That Detroit has yet to play is why the Seahawks are officially considered as the No. 4 seed as this is written.

To recap the NFC situation:

  • Dallas has the No. 1 seed already wrapped up.
  • Atlanta, which is now 10-5 and has already clinched the NFC South, is currently the No. 2 seed.
  • Detroit, 9-5 before playing Dallas Monday, is the No. 3.
  • Seattle, 9-5-1, is the No. 4.
  • The New York Giants, at 10-5, have clinched the No. 5 seed no matter what happens in the final weekend (recall that while the Giants could finish with a better record than Seattle, only the division winners get the top four seeds). As the No. 5 seed, the Giants are assured of playing on the road against the No. 4 seed in the wild card round, which could well be Seattle.
  • Green Bay (9-6), Detroit, Tampa Bay and Washington could all still end up as the No. 6 seed. Green Bay and Detroit will play next Sunday for the NFC North title and the loser of that game could be the No. 6 seed.
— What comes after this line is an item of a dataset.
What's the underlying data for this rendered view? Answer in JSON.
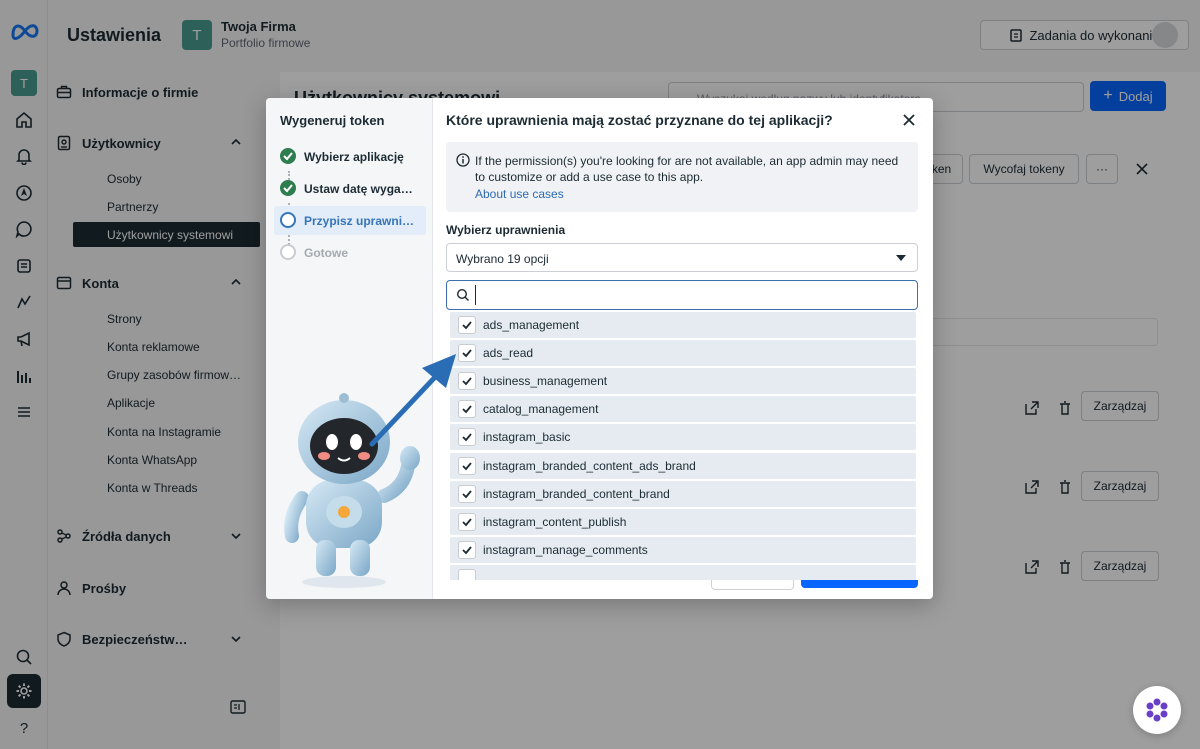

But scenarios remain where Tampa Bay (8-7) and Washington (8-6-1) could still get into the playoffs as the number six seed, as well.

One tricky part of this for Seattle is that it has to prepare this week as if the 49ers’ game will have a lot of potential  meaning, because Seahawks-49ers and Falcons-Saints will kick off at the same time on Sunday (the Atlanta-New Orleans game was originally set for the 10 a.m. Seattle time slot but was flexed to the 1:25 p.m. time slot on Sunday, undoubtedly to increase the drama some).

If the Seahawks end up playing in the first round, they could play either the Giants, Packers, Lions, Washington or Bucs in the wild-card round at CenturyLink Field.

As noted, Seattle also needs the Lions to lose at last once to get the two seed.

If Detroit beats Dallas Monday night, then the Seahawks would need the Lions to lose to Green Bay, a game that on Sunday was flexed to the Sunday night spot, meaning the Seahawks wouldn’t know their playoff seeding until late Sunday.

The way the Vegas oddsmakers see it, the Seahawks may not have much to play for, with Atlanta already installed as a 6.5-point favorite against the Saints.

Atlanta won at New Orleans the third week of the season, 45-32, and has been on a roll lately, winning its last three games against the Rams, 49ers and Panthers by a combined 116-43.

But as the Seahawks showed again Saturday, lots of strange things can happen.

Seattle will undoubtedly take the approach this week of putting its head down to prepare for the 49ers and letting the rest take care of itself.